A total loss at the residence of Mrs. James Gillies, on the site at Franklin and Judson Streets where fire had struck over thirty years earlier, was set at $18.000. For some time the fire illuminated the windswept night sky to an extent at which in Almonte and more distant points a newspaper could be read in its light.
These were some of the tactical incidents and sidelights of this fire of over fifty years ago, as told by William H. Allen in the Carleton Place Herald:
“The first water supply came from the new engine, which played two good streams from the bridge. The old fire engine also played two streams from the bridge but gave out early in the fight, the lift being too much for her. Two streams were laid from Brown’s, one from the pump at the light station and one from the grist mill. Another stream came from Mr. Nichols planning mill and still another from the Bates & Innes mill, to which the C.P.R. brigade attached their hose and held the fire from spreading across the tracks.
Early in the night Mayor Albert Cram telephoned Almonte for aid. Our neighbour at great risk sent over their fire engine and a squad of men, the run being made over at a mile a minute rate by a locomotive and a flat car with Howard Moffatt at the throttle. The Almonte engine, was placed on Judson Street. As all the own hose were in service one of Brown’s pumps had to be cut off to give sufficient hose to the Almonte engine, which was placed below Brown’s mill. It did excellent service for some hours.
Away over the track the tower of Bates & Innes mill took fire and was saved after a hard fight. Many houses on William Street were covered with embers, but the careful work of the owners prevented any outbreak. Half a mile further the granary and driveshed of Mr. Herbert Morphy took fire and was swept, the barns nearby being saved with difficulty.
The firemen had a desperate fight with Zion Church manse.

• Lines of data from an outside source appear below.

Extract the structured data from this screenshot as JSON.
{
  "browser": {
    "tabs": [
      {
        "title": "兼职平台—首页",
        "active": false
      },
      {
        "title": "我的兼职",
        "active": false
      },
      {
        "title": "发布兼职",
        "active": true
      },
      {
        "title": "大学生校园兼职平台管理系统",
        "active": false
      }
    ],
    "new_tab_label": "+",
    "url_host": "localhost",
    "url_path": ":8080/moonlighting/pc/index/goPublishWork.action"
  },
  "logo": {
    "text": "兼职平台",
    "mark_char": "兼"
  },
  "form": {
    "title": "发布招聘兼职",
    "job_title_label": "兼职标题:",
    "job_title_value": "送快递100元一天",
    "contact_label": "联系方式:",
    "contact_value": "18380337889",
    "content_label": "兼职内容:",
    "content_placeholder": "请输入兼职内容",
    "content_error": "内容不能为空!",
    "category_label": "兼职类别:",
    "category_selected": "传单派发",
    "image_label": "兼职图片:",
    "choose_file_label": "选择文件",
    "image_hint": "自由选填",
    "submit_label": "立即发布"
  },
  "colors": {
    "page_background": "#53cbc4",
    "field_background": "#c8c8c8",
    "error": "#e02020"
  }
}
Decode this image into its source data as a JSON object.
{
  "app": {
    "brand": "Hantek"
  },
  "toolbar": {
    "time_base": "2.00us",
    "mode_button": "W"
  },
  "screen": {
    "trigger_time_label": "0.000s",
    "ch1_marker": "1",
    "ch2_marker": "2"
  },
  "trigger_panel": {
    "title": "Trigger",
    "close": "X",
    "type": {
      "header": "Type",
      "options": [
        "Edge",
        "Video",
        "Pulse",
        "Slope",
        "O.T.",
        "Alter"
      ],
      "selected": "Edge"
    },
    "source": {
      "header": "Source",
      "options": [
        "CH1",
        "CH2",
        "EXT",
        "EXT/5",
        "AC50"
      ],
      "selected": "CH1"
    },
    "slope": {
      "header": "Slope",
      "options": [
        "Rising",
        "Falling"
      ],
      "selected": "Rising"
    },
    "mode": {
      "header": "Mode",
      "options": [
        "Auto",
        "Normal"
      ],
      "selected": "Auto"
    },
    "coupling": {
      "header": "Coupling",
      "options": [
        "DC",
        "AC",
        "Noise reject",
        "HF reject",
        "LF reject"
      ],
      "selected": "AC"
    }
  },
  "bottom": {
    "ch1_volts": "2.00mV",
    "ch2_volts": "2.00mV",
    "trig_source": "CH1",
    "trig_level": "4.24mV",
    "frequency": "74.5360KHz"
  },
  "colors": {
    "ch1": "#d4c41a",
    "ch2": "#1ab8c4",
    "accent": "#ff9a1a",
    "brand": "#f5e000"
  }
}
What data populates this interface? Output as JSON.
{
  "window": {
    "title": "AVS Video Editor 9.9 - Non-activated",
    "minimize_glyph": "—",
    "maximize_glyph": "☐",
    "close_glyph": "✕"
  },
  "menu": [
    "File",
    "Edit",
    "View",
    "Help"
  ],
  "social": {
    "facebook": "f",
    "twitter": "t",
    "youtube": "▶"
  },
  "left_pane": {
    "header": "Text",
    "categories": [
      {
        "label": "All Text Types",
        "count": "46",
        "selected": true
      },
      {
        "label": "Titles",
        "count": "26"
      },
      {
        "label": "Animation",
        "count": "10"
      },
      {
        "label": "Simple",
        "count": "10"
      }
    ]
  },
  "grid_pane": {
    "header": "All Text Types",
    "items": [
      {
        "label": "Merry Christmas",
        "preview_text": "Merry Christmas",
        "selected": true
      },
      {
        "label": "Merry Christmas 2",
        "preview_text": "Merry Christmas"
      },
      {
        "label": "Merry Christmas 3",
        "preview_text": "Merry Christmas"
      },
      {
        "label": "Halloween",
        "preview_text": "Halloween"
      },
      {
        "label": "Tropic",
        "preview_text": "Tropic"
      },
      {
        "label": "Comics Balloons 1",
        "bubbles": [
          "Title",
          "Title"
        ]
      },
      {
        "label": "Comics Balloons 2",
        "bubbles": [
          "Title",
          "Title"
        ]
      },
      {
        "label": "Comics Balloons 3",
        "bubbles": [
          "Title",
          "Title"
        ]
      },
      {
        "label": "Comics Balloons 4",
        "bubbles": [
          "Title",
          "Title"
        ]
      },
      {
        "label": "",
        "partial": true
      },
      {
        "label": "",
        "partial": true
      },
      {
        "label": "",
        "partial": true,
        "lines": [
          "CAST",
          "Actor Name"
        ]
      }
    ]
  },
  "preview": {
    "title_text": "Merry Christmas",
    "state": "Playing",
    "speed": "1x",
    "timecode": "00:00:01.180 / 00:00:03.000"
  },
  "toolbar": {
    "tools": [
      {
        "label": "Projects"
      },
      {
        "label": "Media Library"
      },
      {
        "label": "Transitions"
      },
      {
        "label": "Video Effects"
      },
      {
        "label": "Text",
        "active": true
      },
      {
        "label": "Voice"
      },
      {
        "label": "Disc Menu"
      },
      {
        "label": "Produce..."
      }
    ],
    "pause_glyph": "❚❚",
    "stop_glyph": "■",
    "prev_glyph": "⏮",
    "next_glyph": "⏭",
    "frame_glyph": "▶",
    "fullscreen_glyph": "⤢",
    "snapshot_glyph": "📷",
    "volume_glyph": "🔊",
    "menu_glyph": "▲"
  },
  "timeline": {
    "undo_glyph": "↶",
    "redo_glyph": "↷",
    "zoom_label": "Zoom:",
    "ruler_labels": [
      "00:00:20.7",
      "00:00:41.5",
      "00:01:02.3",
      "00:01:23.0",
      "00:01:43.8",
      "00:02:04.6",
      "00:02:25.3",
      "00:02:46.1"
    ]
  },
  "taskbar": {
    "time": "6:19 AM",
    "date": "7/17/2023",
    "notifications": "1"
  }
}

Here there would have been no hope for the wooden houses adjoining, and the Methodist parsonage and church and the Brown mills with dwellings would all have been in line.
The uniforms and arms of the volunteers were removed from the drill shed, but some blank ammunition kept up a mournful fusillade when the fire reached it. The only thing standing in the block bounded by Beckwith, Albert, Judson and Franklin streets is a lattice-work in the rear of Mrs. Gillies home.
Norman McNabb got caught in the bellrope when sounding the alarm from Zion Church. He had a narrow escape from strangling and has a sore neck. We regret to observe that there were thieves among the crowd, and many articles were afterwards lost that had been saved from the flames.”
Reminiscences of former generations of the men of the Ocean Wave Fire Company at work and in their lighter moments at play, as written about 50 years ago by the great, old sportsman W. J. ‘Baldy’ Welsh, will conclude the present group of stories of that memorable era of the town’s fire fighters.